**Task description**
In the entries below, find every line with the string "from" and copy it.

+ + + + + + +

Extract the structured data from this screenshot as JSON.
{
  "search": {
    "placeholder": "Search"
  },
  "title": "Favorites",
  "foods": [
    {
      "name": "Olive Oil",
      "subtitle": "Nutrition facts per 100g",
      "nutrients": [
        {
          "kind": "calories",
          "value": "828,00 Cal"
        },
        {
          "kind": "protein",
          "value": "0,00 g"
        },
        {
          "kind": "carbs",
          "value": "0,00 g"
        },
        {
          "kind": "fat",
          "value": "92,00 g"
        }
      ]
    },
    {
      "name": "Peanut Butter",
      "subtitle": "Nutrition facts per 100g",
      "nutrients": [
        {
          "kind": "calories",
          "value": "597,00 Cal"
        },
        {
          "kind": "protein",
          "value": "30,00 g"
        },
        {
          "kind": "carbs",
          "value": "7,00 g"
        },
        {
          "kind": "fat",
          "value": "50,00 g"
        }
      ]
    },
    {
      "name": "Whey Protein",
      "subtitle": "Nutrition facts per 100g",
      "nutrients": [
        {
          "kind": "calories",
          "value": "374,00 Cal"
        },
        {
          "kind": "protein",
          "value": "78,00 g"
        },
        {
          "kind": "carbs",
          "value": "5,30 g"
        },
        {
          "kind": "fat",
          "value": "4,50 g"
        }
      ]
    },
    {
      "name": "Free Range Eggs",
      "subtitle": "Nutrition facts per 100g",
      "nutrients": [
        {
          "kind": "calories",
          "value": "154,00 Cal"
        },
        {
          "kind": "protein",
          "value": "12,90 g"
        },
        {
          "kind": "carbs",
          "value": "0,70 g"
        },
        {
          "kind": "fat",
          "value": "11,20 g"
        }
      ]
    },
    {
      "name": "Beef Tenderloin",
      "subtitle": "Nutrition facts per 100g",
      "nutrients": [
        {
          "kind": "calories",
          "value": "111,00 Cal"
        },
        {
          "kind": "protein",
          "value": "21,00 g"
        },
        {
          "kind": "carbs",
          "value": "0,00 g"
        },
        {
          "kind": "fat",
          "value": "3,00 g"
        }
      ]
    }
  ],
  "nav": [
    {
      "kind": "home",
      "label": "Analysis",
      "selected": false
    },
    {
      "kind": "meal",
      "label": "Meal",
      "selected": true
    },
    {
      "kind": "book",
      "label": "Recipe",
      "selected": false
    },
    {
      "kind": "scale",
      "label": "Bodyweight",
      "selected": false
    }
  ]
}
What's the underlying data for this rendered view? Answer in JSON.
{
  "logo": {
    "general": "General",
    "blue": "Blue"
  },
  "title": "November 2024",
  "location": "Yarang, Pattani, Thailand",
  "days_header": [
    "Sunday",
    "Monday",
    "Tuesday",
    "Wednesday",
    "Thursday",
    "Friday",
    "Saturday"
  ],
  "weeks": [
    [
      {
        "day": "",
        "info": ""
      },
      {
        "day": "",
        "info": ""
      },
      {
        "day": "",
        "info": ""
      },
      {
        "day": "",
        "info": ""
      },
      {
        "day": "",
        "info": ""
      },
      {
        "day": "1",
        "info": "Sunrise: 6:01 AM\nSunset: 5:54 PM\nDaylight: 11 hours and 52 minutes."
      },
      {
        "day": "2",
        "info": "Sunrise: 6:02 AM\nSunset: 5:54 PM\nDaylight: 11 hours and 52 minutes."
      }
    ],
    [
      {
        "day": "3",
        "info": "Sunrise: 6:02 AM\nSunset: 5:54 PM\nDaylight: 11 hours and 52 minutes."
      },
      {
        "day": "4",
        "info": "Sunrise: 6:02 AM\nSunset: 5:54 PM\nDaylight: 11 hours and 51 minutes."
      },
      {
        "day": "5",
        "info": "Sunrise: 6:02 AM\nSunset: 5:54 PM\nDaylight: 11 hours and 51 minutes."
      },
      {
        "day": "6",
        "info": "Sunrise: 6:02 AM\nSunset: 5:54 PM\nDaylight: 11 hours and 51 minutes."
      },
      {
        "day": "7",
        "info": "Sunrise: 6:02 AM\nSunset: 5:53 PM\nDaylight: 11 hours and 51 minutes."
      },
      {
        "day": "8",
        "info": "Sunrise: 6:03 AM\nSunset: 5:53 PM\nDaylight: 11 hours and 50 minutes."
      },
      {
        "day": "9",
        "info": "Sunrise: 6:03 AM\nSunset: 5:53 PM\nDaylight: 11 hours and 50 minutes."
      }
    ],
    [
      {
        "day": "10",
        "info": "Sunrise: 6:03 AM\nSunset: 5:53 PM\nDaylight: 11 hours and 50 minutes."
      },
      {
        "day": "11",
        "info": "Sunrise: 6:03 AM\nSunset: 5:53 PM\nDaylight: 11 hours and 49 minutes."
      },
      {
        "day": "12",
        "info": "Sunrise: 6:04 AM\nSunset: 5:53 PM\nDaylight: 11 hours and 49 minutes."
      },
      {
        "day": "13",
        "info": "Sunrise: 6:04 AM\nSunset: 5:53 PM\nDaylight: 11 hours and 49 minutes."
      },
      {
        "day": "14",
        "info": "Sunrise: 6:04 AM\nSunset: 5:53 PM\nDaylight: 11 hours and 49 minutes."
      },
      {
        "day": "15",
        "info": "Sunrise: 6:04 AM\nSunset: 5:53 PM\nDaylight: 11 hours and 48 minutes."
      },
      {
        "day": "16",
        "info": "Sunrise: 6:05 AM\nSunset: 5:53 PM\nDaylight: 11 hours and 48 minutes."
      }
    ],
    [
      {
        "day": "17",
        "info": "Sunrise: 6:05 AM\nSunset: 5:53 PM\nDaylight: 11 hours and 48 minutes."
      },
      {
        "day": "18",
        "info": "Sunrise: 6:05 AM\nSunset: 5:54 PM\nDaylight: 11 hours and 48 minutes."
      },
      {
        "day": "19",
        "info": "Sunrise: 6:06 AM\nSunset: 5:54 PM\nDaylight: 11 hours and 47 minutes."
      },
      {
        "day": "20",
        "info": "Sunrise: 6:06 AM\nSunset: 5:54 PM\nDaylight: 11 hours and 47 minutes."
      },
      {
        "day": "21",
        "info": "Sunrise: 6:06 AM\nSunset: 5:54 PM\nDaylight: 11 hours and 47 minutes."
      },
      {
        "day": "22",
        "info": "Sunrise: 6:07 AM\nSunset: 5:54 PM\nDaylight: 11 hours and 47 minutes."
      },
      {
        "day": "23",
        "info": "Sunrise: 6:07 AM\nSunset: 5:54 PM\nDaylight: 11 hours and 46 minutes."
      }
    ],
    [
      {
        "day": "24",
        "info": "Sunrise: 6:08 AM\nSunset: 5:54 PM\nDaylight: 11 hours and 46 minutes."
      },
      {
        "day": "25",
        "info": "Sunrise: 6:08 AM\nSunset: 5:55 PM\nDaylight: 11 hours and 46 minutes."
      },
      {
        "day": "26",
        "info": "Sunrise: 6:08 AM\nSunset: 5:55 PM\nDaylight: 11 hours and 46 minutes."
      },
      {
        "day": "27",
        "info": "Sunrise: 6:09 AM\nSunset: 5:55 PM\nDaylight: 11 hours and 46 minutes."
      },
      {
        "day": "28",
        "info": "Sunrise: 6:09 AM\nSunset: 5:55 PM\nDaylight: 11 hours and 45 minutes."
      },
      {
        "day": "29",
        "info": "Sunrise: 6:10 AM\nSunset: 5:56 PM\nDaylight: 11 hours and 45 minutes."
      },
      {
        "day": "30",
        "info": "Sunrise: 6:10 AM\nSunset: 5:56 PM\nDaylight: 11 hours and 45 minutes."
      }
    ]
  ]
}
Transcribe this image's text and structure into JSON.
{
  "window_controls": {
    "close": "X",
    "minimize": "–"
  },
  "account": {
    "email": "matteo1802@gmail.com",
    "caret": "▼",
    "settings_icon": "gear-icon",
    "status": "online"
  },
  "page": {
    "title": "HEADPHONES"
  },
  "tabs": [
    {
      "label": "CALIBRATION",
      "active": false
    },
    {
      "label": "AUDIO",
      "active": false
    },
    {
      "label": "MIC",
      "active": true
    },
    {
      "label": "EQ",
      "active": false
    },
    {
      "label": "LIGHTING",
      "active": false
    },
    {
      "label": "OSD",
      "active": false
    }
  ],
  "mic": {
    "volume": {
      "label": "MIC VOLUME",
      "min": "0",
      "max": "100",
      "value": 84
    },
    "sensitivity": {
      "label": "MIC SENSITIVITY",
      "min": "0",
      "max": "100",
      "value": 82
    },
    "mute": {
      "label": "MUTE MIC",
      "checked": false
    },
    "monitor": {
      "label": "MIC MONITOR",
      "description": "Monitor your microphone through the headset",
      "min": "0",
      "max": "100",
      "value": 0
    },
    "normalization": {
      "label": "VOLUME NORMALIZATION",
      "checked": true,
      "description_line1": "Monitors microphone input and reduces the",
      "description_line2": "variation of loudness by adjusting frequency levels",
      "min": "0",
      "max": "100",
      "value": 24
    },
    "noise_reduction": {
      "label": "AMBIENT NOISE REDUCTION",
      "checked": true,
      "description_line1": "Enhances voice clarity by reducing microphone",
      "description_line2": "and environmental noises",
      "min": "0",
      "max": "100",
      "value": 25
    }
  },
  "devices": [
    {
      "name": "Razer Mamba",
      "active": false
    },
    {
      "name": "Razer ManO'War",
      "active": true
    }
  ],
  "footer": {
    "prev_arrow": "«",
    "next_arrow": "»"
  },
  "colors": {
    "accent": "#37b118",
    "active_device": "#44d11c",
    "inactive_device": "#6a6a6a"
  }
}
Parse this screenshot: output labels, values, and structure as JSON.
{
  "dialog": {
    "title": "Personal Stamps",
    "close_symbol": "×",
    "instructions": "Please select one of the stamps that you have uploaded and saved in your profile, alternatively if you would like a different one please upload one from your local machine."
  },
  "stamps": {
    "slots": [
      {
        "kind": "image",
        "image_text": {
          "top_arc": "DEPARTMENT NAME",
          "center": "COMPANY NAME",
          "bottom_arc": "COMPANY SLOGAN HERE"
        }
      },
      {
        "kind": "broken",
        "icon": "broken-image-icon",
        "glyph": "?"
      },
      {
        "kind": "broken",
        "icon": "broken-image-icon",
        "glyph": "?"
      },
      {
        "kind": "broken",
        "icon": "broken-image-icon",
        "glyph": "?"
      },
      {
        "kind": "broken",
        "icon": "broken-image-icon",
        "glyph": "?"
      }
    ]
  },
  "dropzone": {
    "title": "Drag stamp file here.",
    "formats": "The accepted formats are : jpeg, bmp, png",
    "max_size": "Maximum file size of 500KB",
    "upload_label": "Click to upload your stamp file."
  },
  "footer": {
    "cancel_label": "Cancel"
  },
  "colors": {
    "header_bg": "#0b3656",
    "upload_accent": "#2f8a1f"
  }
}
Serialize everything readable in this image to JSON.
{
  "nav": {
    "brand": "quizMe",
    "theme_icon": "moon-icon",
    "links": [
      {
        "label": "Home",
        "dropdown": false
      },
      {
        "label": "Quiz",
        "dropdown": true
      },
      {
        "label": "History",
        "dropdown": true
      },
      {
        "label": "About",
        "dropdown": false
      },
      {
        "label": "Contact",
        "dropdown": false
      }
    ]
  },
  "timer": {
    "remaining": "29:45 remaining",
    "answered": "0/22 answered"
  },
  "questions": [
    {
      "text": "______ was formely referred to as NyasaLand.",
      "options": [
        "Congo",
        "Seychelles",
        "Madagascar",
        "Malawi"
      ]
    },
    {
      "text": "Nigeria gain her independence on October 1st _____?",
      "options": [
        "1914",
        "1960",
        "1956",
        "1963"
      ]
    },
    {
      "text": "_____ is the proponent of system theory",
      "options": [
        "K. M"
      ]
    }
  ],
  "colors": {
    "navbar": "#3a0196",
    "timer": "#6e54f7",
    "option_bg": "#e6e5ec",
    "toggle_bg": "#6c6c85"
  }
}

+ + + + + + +

**Output below**
Extract the structured data from this screenshot as JSON.
    "instructions": "Please select one of the stamps that you have uploaded and saved in your profile, alternatively if you would like a different one please upload one from your local machine."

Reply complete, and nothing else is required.